The average cost of staying in a care home is around £30,000 a year and many won’t be able to rely on the state to pick up the bill. Alongside with this, is the increase in ageing population and longer life expectancy. This means that you might end up facing some hefty bills in your later life. However, if you are looking at the prospect of financial planning and funding your own care-home costs, there are ways wherein you can keep the expenses down.
You will need to work out how much state support you are entitled. However, according to Competitions and Markets Authority, this isn’t a simple task. They said that it was very difficult to understand how the funding system works and that steps must be taken to make it simpler.
Due to this, individuals and families are needlessly forced to sell their homes and other assets or investments in order to pay for care. A specialist law firm has even recovered £100m for clients for wrongly paying their care-home fees.
This is why we recommend that you get some expert advice when working out whether you will have to pay for your own long-term care. These experts can guide you through the process and help you figure out if you are eligible for certain state-funded services.
If you have done all your calculations and found that you have to pay for your own care, then there are ways where you could significantly cut your costs. The key is to not pay the price the care home quotes you. The average cost of a care home is 43% more than what the local authority pays. Therefore, you have to negotiate a better rate for your care costs.
If you can’t negotiate, there are organisations that can help you reduce your care costs. One of them is the Care Co-operative which is designed to help people cut the cost of their care. It is a network of 50 care homes across the UK that have agreed to offer discounts of up to 25% to self-funders who have found a place through the website.
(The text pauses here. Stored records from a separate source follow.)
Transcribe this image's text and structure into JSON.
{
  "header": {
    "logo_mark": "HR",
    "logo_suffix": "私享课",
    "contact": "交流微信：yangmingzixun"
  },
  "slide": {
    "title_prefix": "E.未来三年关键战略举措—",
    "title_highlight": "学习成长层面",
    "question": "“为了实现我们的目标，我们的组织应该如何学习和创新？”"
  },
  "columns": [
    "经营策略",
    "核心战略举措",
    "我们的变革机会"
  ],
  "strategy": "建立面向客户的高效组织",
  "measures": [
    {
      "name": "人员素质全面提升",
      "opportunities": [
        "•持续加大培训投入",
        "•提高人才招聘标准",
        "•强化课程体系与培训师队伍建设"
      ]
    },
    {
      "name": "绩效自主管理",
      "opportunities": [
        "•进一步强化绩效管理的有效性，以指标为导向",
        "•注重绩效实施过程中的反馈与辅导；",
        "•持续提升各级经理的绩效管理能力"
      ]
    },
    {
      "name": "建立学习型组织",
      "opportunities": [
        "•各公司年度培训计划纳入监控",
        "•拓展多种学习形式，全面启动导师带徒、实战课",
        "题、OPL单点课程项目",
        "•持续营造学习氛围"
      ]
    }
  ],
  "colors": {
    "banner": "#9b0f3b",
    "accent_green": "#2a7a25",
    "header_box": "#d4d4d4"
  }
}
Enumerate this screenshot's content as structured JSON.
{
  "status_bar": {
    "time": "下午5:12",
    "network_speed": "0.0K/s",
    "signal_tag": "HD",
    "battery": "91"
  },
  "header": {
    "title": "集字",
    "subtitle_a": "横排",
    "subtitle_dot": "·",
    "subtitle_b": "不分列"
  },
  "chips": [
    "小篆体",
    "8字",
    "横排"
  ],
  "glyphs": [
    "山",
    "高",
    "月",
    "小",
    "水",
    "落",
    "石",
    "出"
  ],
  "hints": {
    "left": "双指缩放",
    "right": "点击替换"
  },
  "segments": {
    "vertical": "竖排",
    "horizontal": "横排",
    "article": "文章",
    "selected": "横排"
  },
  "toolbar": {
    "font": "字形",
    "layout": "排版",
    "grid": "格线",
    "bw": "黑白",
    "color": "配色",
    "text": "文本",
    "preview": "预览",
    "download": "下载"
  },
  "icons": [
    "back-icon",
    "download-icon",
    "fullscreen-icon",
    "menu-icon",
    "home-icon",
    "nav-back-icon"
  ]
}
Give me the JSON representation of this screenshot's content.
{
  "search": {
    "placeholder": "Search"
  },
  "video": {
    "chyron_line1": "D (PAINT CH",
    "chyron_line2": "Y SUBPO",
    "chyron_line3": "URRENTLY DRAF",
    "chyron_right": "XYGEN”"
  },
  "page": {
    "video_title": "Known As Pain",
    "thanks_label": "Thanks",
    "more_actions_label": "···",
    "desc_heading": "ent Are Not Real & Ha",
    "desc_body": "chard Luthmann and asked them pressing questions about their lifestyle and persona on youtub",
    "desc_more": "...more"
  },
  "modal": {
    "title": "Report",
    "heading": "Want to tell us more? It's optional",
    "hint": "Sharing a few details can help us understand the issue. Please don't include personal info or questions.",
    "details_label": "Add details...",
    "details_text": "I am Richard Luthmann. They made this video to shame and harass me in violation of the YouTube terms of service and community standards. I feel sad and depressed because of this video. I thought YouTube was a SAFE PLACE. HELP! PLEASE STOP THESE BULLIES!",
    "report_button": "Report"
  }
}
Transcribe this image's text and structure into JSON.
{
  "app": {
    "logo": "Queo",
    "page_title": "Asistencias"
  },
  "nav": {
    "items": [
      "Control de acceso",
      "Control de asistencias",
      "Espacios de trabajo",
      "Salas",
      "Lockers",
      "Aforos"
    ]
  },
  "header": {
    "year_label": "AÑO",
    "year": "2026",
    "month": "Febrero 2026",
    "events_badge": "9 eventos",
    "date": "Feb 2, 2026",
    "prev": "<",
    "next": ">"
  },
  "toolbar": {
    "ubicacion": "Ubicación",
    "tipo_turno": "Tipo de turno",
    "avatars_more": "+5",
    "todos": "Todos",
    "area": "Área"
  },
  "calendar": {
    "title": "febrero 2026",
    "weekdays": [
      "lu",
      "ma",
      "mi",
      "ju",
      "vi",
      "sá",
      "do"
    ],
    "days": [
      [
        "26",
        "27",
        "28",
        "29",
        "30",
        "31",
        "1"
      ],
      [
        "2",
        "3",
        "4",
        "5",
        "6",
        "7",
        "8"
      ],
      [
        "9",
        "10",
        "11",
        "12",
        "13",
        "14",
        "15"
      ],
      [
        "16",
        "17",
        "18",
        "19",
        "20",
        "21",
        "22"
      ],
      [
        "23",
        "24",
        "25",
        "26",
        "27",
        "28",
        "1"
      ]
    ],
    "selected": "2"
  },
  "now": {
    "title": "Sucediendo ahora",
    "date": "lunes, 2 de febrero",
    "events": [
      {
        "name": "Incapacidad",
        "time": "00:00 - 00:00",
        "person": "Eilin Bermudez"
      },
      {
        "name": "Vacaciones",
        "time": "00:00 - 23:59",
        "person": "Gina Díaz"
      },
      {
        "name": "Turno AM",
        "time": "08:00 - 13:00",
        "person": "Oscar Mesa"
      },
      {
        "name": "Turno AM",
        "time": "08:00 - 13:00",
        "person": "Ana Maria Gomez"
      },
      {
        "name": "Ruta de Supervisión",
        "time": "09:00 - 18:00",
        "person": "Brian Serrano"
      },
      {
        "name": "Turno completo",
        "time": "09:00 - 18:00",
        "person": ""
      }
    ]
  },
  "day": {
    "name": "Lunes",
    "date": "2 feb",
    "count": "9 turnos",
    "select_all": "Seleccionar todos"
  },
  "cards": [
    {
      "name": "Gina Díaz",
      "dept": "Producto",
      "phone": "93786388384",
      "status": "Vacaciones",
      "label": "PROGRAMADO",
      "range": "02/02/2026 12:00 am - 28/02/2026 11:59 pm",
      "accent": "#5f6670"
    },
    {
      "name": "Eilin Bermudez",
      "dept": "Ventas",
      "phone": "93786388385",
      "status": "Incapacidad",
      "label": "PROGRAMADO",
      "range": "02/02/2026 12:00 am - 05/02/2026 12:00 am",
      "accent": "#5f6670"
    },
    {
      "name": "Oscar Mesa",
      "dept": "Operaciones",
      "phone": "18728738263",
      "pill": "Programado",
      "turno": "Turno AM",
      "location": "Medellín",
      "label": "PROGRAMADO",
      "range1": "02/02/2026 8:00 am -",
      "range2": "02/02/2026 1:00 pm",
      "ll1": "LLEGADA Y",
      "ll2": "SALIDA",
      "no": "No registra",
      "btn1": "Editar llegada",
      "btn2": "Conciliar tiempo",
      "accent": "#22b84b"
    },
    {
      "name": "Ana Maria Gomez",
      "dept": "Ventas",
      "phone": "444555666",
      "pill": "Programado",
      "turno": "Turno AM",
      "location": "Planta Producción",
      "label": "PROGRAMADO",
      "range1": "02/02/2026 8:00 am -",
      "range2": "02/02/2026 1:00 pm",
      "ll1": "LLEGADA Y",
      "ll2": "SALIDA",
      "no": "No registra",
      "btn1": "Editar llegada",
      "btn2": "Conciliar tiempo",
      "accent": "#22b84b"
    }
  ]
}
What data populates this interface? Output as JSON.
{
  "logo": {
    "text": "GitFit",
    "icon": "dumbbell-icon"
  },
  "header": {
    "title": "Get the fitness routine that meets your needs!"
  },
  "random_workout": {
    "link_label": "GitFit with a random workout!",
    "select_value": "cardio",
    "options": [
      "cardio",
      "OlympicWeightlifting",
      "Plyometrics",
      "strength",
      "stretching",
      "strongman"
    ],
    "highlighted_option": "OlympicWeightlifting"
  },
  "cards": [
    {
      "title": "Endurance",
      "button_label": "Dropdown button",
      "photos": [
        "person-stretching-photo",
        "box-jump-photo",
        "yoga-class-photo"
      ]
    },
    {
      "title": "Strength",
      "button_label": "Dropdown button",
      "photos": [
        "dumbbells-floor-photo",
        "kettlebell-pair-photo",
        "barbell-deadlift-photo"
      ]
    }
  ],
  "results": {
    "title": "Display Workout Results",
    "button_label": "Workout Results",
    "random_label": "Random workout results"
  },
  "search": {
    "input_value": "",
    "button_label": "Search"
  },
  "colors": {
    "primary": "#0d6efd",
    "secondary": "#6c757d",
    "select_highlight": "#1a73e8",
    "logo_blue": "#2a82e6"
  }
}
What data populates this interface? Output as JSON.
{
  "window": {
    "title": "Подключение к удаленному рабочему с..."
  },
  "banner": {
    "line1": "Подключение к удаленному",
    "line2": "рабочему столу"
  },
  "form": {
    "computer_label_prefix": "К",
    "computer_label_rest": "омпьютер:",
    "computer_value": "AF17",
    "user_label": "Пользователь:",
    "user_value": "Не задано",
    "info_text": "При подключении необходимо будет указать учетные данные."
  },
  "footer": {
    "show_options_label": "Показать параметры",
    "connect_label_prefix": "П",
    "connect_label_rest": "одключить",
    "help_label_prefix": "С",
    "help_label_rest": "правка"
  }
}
The main objective of the organisation is to let the self-funders enjoy the bulk discounts that are usually reserved for the local authorities.
You can join Care Co-operative for £19.50 as a one off fee and then search the website for places at care homes in your area. One user has already saved £2,000 over six months after getting a 10% discount on their mother’s care costs.
Another organisation that can help you is the Valuing Care consultancy. They will assess whether a quote that you have received from a care home is fair based on data it has accumulated. They will negotiate on your behalf if they think you are not getting a good value from your care home. The cost of their negotiations service varies depending on whether you find a care home for yourself. This will be around £480 to £660.